But of the four mayors who did most of the speaking at Friday’s press conference, two are governing in states that have expanded Medicaid under the Affordable Care Act, and two are governing in states that have so far avoided doing the same.
“Obviously, I believe that having access to Medicaid gives a much better chance for anyone to get health care they need, whether it’s mental health care or physical health care,” said de Blasio. “And that’s one of the things we need to change in policy overall is we need to create parity between mental health care and physical health care in this country.”
New York was one of the early adopters of Medicaid expansion after the ACA passed, and Louisiana passed an expansion of its own earlier this year under Gov. John Bel Edwards. More than 250,000 people have signed up for coverage already, according to reports.
“I think that greater access to Medicaid is very helpful in ensuring that people have mental health services, but honestly we need something much greater than that,” de Blasio said.
“I obviously think that the more people that have access to affordable health care — that can actually get on the front end — is going to save us more money on the back end. So, for Louisiana, I think it was a good decision and I do think it was helpful,” Landrieu said. “However, I want to disabuse everybody of the notion that that alone is even a smidgen of a way to what it is President Cornett alluded to just a moment ago — this broad umbrella of criminal justice reform and this issue of over-incarceration. The overwhelming majority of money that is spent on mental health is actually spent behind the prison gate.”
In March, the federal Health and Human Services agency put out a report highlighting the importance of Medicaid expansion in providing mental health access.

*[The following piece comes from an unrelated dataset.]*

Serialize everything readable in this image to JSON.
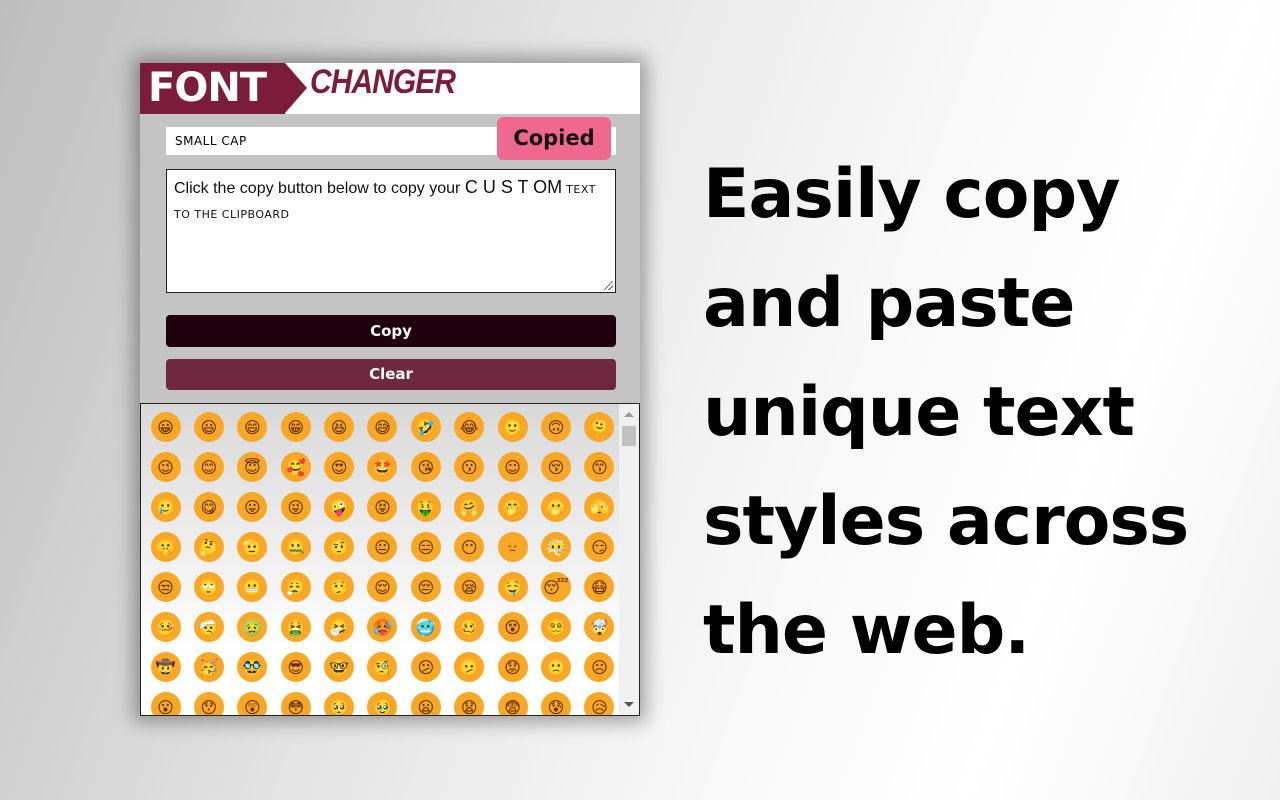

“Today’s report shows that Medicaid expansion is an important step states can take to address behavioral health needs, including serious mental illness and opioid and other substance use disorders,” HHS Secretary Sylvia M. Burwell said in a press release.
In 2013, the National Alliance on Mental Illness also issued a report calling for greater adoption of Medicaid expansion to improve access to mental health and substance abuse services.
After Friday’s press conference, Cornett was more careful in his response to the Medicaid expansion question.
“The practical answer is, I don’t want to get involved in the politics of why we don’t have it,” he said. “But, like Mayor Landrieu said, that’s a small part of the situation we’re talking about anyway. So yeah, if more people had insurance, would that be helpful? I suppose so. But we’ve got to re-think how we’re not dealing with mental health in this country.”
Gov. Mary Fallin has chosen not to expand Medicaid in Oklahoma, and a similar “Medicaid rebalancing” plan in the 2016 Legislature never received a vote.
Fallin was scheduled to represent Trump’s campaign as the U.S. Conference of Mayors heard from representatives of both major presidential campaigns Friday afternoon.